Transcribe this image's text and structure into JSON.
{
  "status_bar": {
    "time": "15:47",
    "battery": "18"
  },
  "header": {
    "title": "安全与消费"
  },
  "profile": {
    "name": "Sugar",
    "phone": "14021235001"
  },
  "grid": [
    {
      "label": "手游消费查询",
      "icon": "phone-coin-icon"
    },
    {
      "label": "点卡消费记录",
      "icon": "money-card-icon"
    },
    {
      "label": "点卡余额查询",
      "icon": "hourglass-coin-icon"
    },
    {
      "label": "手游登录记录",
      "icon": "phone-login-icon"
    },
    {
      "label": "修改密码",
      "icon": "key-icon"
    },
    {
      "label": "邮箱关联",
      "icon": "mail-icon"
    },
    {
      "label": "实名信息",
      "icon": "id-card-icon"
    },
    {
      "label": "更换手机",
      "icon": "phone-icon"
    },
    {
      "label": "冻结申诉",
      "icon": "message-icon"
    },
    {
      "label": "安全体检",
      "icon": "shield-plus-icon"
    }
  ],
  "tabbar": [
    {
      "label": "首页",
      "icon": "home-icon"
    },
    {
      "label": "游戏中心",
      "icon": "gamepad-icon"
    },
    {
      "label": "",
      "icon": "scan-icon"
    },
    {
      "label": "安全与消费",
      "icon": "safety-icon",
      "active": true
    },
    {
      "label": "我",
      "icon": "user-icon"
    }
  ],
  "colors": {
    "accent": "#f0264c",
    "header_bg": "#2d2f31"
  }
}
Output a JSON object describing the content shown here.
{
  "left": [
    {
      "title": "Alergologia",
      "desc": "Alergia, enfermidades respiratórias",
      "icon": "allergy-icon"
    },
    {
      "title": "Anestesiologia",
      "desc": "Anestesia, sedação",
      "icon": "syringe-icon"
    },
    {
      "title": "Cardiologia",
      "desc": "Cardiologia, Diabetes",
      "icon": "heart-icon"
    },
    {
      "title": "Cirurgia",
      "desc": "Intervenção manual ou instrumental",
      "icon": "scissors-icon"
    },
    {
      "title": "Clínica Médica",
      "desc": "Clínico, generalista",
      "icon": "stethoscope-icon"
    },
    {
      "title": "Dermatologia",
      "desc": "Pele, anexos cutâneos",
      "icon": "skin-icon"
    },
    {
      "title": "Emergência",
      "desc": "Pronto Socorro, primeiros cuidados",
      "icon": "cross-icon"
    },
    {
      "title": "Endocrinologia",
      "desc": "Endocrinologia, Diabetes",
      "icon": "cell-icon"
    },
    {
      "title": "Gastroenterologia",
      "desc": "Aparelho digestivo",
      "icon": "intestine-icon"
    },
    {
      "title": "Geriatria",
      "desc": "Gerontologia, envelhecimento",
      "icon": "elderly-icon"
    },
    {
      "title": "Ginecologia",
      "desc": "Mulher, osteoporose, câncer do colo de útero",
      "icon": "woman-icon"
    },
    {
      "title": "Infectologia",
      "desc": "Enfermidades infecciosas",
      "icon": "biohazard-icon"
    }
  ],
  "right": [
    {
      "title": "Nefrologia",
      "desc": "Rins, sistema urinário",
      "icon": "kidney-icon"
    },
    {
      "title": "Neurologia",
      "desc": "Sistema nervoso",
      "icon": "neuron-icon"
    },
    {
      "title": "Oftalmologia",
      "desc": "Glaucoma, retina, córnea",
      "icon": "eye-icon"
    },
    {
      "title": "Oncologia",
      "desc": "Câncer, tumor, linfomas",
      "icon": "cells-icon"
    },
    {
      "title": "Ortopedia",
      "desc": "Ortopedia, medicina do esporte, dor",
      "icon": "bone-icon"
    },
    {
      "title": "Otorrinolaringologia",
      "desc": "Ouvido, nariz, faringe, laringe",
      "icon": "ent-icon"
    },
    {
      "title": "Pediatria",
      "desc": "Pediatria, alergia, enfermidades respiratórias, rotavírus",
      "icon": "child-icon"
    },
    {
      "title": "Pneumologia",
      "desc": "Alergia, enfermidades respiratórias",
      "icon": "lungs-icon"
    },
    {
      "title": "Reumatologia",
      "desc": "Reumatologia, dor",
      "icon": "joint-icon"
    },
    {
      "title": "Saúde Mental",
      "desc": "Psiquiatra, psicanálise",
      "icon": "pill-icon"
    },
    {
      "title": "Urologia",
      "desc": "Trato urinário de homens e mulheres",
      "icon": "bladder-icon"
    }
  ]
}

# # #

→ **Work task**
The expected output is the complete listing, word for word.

→ **Output for this task**
Transcribe this image's text and structure into JSON.
{
  "status_bar": {
    "time": "15:47",
    "battery": "18"
  },
  "header": {
    "title": "安全与消费"
  },
  "profile": {
    "name": "Sugar",
    "phone": "14021235001"
  },
  "grid": [
    {
      "label": "手游消费查询",
      "icon": "phone-coin-icon"
    },
    {
      "label": "点卡消费记录",
      "icon": "money-card-icon"
    },
    {
      "label": "点卡余额查询",
      "icon": "hourglass-coin-icon"
    },
    {
      "label": "手游登录记录",
      "icon": "phone-login-icon"
    },
    {
      "label": "修改密码",
      "icon": "key-icon"
    },
    {
      "label": "邮箱关联",
      "icon": "mail-icon"
    },
    {
      "label": "实名信息",
      "icon": "id-card-icon"
    },
    {
      "label": "更换手机",
      "icon": "phone-icon"
    },
    {
      "label": "冻结申诉",
      "icon": "message-icon"
    },
    {
      "label": "安全体检",
      "icon": "shield-plus-icon"
    }
  ],
  "tabbar": [
    {
      "label": "首页",
      "icon": "home-icon"
    },
    {
      "label": "游戏中心",
      "icon": "gamepad-icon"
    },
    {
      "label": "",
      "icon": "scan-icon"
    },
    {
      "label": "安全与消费",
      "icon": "safety-icon",
      "active": true
    },
    {
      "label": "我",
      "icon": "user-icon"
    }
  ],
  "colors": {
    "accent": "#f0264c",
    "header_bg": "#2d2f31"
  }
}
Output a JSON object describing the content shown here.
{
  "left": [
    {
      "title": "Alergologia",
      "desc": "Alergia, enfermidades respiratórias",
      "icon": "allergy-icon"
    },
    {
      "title": "Anestesiologia",
      "desc": "Anestesia, sedação",
      "icon": "syringe-icon"
    },
    {
      "title": "Cardiologia",
      "desc": "Cardiologia, Diabetes",
      "icon": "heart-icon"
    },
    {
      "title": "Cirurgia",
      "desc": "Intervenção manual ou instrumental",
      "icon": "scissors-icon"
    },
    {
      "title": "Clínica Médica",
      "desc": "Clínico, generalista",
      "icon": "stethoscope-icon"
    },
    {
      "title": "Dermatologia",
      "desc": "Pele, anexos cutâneos",
      "icon": "skin-icon"
    },
    {
      "title": "Emergência",
      "desc": "Pronto Socorro, primeiros cuidados",
      "icon": "cross-icon"
    },
    {
      "title": "Endocrinologia",
      "desc": "Endocrinologia, Diabetes",
      "icon": "cell-icon"
    },
    {
      "title": "Gastroenterologia",
      "desc": "Aparelho digestivo",
      "icon": "intestine-icon"
    },
    {
      "title": "Geriatria",
      "desc": "Gerontologia, envelhecimento",
      "icon": "elderly-icon"
    },
    {
      "title": "Ginecologia",
      "desc": "Mulher, osteoporose, câncer do colo de útero",
      "icon": "woman-icon"
    },
    {
      "title": "Infectologia",
      "desc": "Enfermidades infecciosas",
      "icon": "biohazard-icon"
    }
  ],
  "right": [
    {
      "title": "Nefrologia",
      "desc": "Rins, sistema urinário",
      "icon": "kidney-icon"
    },
    {
      "title": "Neurologia",
      "desc": "Sistema nervoso",
      "icon": "neuron-icon"
    },
    {
      "title": "Oftalmologia",
      "desc": "Glaucoma, retina, córnea",
      "icon": "eye-icon"
    },
    {
      "title": "Oncologia",
      "desc": "Câncer, tumor, linfomas",
      "icon": "cells-icon"
    },
    {
      "title": "Ortopedia",
      "desc": "Ortopedia, medicina do esporte, dor",
      "icon": "bone-icon"
    },
    {
      "title": "Otorrinolaringologia",
      "desc": "Ouvido, nariz, faringe, laringe",
      "icon": "ent-icon"
    },
    {
      "title": "Pediatria",
      "desc": "Pediatria, alergia, enfermidades respiratórias, rotavírus",
      "icon": "child-icon"
    },
    {
      "title": "Pneumologia",
      "desc": "Alergia, enfermidades respiratórias",
      "icon": "lungs-icon"
    },
    {
      "title": "Reumatologia",
      "desc": "Reumatologia, dor",
      "icon": "joint-icon"
    },
    {
      "title": "Saúde Mental",
      "desc": "Psiquiatra, psicanálise",
      "icon": "pill-icon"
    },
    {
      "title": "Urologia",
      "desc": "Trato urinário de homens e mulheres",
      "icon": "bladder-icon"
    }
  ]
}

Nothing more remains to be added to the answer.